But if I were to “land the plane” in any context of success it would be that the brand and community around WP Daily would be able to say, 10 years from now, that we contributed positively and beneficially to the rise and adoption of WordPress around the world. And if you have any ideas of how we’d calculate that I’m all ears!
What do you like to do in your spare time — away from the computer?
Personally I have little time for much else other than leading my company 8BIT, writing and doing editorial work for WP Daily, and managing some personal properties that keep me going. But one of my long-standing passions (away from the actual notebook computer) is professional coaching where I assist individuals, teams, and leaders in making better personal and professional decisions. I also advise and counsel other companies (I’m on the board of a few and have equity positions with others) and have even had the pleasure of mentoring companies through local incubator and technology startup organizations.
What a joy it is to give back out of my own experiences, which aren’t perfect, but can serve as lessons and guideposts for others so that they don’t make the same mistakes that I did. Occasionally I’ll also lead local meetups.
Finally, I have a beautiful wife and two incredible girls who keep the passion flowing and the motivation needed to create great work. I couldn’t do what I do without them.
Tell us about a favorite project — why is it your favorite, what was most challenging about it, and what did you learn that you’ve taken with you to other projects?
I haven’t spoken publicly about this yet but one of the most influential experiences and projects I’ve ever had was my very first partnership-based startup. This certainly doesn’t mark it as a “favorite” but with it, I learned a very important lesson that I’m so thankful I absorbed very early on in my career.
I was right out of college and had built up a small independent shop — I specialized in Flash development because interactive media was the hot thing at that time. I had a few guy friends I was very close with and we went to the same school, the same church, and were pretty much in the same social circles. We decided to launch a small agency instead where I could do the development, one of the guys could do the operations, and the other could do sales. It seemed like a perfect trifecta.
Things went well until we hit our very first big payday — we landed a project that was five times what we had typically billed and we were on cloud nine until the payment was in our hot little hands — that’s where everything fell apart. You see, my father had told me that “money changes people,” and I understood it philosophically but I hadn’t learned that lesson firsthand. This was my primer and things spiraled fast.

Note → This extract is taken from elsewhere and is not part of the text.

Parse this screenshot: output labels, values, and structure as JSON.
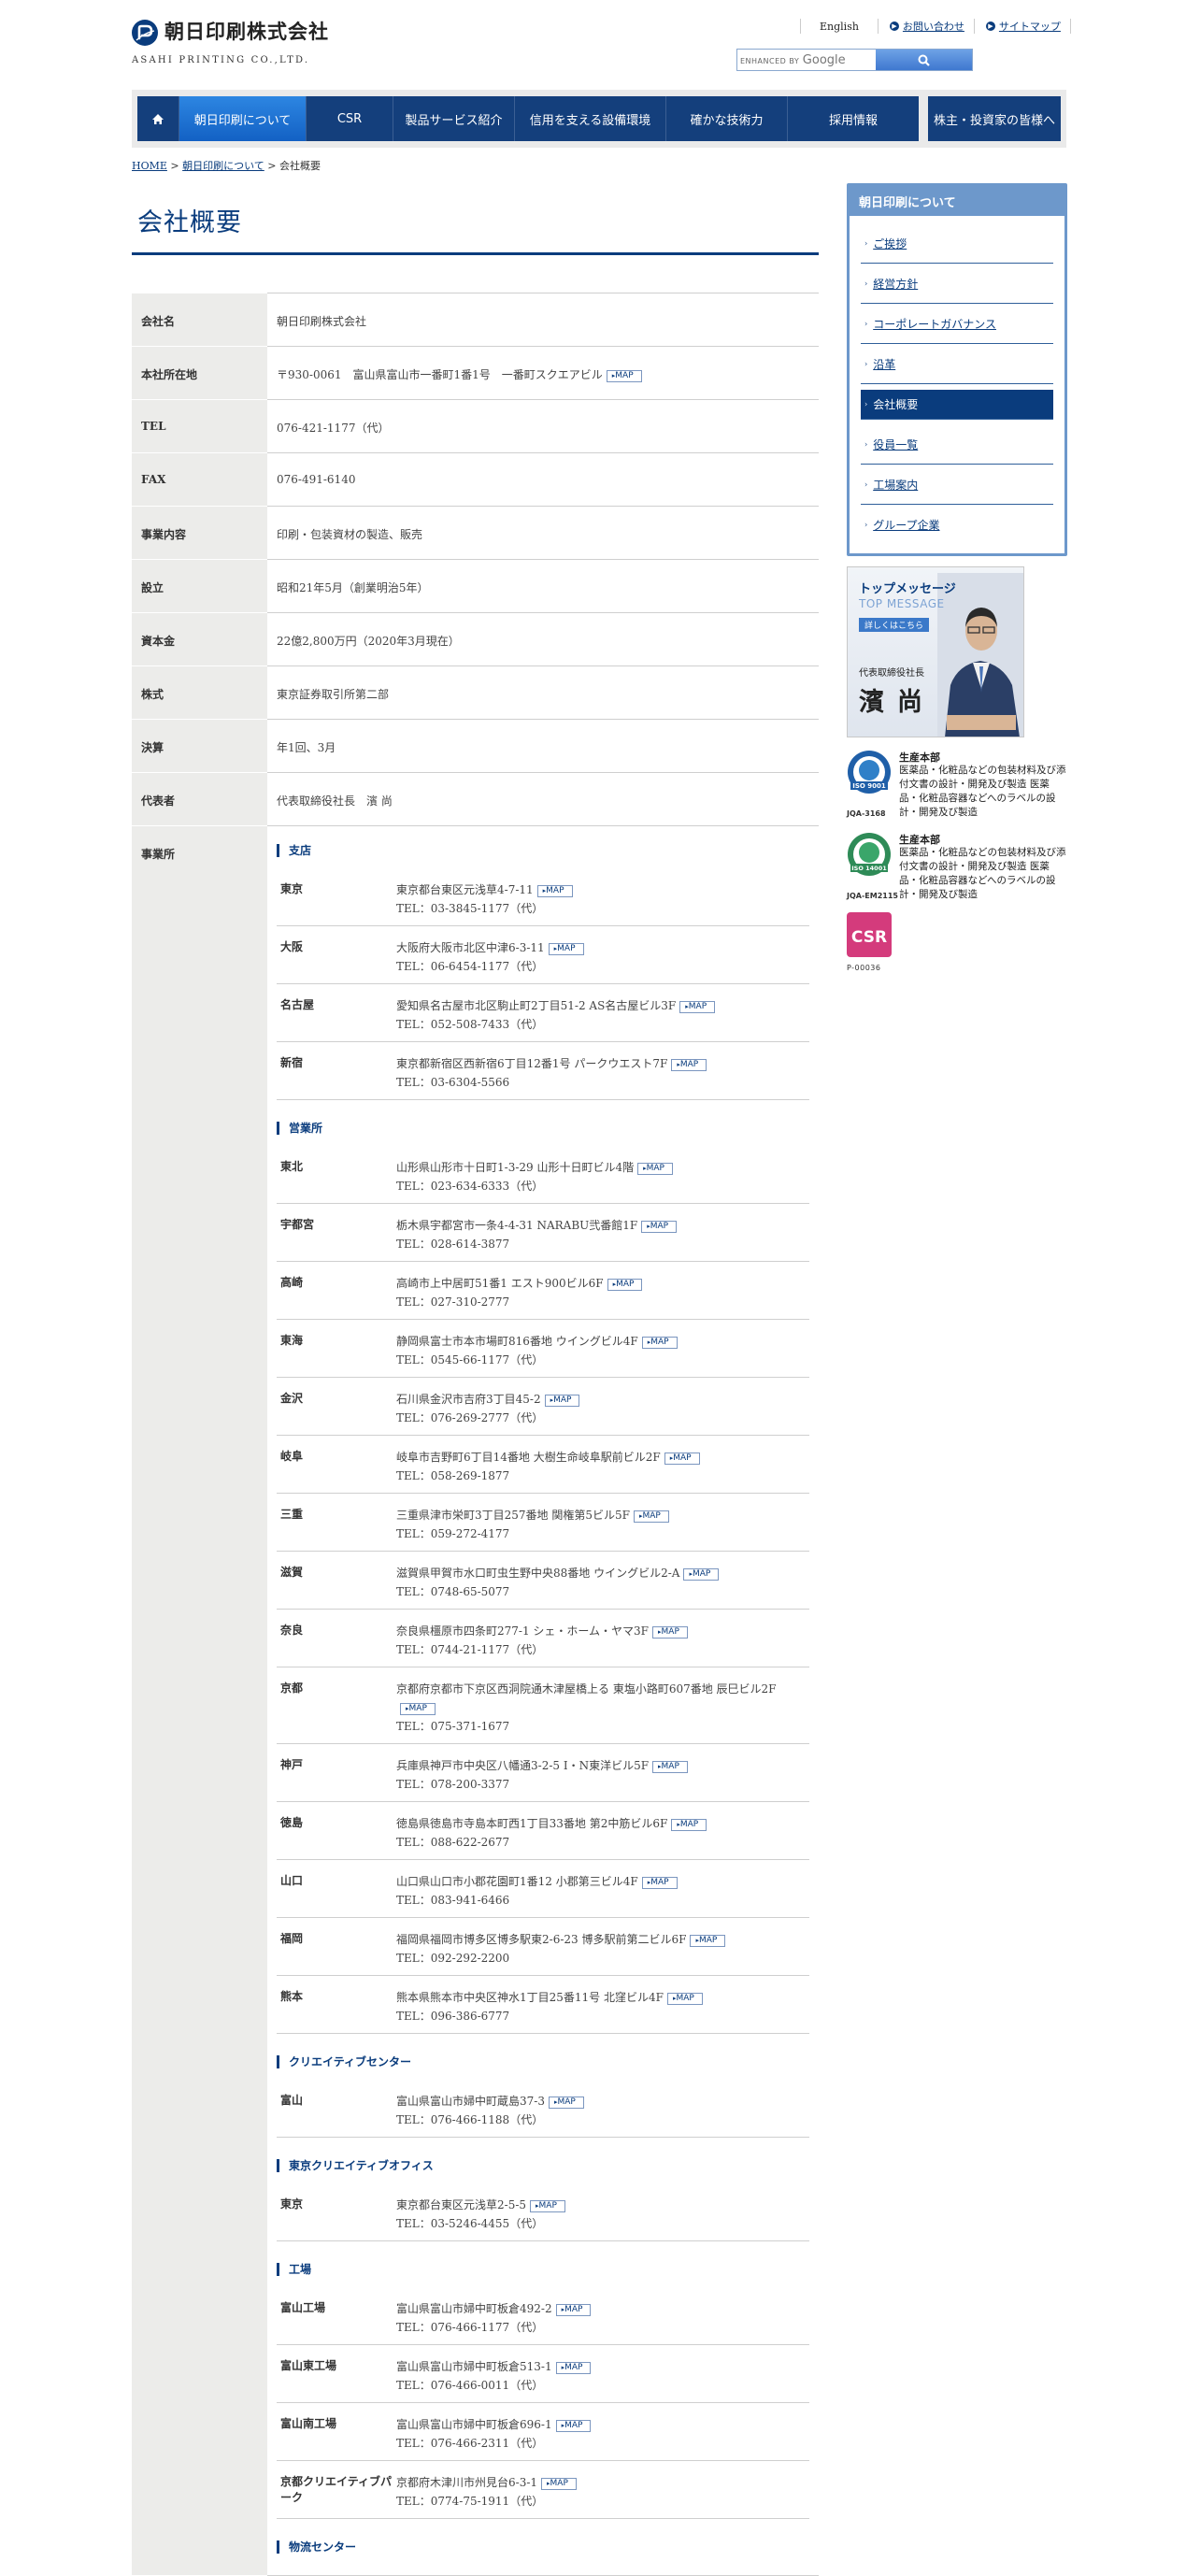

The moment we had serious cash on our hands we argued over who deserved more, even though we had contractually agreed to firm equity portions. Long story short, the company disintegrated, harsh words were exchanged, and our relationships were broken. Years later I still haven’t heard from them or spoken with them — these were guys that participated in my wedding!
I learned a valuable truth at that time — that money does indeed change people and that regardless of the quality of your relationship money can be the thing that tears it apart. What I didn’t know at the time, though, was that it set my course to look for a more “collaborative” environment where money was not the chief motivator — and the open source community is where I found that zeal and worldview. WordPress came shortly after the the rest, as they say, is history.